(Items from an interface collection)
++++++++++
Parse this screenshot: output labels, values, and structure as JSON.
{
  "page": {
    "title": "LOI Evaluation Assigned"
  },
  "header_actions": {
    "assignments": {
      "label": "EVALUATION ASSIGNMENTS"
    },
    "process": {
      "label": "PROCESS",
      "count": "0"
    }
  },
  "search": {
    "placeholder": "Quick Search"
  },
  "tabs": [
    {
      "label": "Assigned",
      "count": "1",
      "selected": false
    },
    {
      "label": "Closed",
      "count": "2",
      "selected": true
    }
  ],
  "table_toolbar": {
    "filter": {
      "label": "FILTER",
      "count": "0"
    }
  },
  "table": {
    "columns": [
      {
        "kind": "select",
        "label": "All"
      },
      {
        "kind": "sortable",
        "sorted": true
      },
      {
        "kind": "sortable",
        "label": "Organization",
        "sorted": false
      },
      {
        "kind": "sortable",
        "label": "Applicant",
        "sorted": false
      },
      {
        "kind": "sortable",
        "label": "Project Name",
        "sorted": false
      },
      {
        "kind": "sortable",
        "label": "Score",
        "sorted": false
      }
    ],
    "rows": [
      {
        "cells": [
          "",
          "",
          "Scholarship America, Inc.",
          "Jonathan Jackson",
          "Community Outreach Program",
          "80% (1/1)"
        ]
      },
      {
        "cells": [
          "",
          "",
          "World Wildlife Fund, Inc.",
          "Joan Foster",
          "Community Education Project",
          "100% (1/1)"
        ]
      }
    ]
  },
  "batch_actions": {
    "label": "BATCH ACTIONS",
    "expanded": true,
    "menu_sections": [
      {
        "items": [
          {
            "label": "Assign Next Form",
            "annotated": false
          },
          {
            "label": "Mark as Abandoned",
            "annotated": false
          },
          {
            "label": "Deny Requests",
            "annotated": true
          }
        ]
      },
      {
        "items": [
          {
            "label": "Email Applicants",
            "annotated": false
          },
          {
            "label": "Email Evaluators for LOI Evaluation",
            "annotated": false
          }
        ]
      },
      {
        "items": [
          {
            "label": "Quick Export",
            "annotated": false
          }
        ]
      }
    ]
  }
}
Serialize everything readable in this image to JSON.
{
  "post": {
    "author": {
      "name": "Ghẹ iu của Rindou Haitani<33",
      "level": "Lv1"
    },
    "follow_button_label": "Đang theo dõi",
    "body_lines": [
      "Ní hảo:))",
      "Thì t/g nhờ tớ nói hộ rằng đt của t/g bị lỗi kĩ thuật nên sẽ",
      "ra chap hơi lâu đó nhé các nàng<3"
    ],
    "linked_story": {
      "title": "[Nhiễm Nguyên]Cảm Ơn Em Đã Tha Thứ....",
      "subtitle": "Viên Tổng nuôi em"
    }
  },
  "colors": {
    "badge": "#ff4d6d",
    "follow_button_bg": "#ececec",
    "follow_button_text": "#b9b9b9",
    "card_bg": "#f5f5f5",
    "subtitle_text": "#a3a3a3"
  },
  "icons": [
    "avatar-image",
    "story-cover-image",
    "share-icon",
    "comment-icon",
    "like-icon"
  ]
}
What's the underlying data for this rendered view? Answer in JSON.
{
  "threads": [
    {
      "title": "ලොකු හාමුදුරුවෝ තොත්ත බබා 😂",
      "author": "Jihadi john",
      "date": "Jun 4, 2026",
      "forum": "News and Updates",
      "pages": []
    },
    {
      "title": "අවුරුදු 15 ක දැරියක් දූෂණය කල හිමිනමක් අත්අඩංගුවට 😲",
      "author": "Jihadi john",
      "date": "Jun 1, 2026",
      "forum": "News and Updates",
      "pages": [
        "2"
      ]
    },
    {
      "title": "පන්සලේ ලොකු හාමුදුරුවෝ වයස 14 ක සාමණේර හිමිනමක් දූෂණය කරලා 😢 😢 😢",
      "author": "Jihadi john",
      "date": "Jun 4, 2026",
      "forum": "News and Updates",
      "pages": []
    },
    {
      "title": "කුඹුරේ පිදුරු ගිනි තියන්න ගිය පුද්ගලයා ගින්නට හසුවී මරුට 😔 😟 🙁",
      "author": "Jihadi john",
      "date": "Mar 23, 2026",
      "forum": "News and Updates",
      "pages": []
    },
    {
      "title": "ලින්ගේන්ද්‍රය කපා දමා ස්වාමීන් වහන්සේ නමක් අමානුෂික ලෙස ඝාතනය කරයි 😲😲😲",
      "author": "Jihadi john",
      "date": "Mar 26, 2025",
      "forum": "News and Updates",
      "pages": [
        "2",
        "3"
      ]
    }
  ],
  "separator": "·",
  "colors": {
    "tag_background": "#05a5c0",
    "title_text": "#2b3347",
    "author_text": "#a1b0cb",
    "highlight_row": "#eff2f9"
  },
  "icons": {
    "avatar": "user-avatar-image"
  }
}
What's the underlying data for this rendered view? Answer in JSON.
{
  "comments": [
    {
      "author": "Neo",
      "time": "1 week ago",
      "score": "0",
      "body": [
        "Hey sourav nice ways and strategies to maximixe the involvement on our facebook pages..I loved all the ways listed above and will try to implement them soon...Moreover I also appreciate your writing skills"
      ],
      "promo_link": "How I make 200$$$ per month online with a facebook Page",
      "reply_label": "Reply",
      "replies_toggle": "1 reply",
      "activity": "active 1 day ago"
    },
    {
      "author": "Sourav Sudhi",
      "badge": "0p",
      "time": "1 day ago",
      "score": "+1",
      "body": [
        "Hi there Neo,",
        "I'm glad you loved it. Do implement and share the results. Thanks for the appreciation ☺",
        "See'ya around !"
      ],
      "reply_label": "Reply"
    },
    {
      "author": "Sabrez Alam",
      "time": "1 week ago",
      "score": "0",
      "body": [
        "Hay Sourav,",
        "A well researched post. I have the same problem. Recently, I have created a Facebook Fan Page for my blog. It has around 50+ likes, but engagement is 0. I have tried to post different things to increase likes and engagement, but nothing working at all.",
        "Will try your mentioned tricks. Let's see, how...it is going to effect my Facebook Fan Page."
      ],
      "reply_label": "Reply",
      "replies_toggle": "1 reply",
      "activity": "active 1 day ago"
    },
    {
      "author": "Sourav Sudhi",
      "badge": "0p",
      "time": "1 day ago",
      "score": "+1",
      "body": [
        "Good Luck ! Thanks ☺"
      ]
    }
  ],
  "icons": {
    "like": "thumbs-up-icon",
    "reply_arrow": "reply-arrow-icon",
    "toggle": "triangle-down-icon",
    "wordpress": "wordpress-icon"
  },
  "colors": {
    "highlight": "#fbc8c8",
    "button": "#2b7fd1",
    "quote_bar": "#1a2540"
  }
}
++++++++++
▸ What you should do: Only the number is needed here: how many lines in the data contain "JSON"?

▸ Problem solution: 4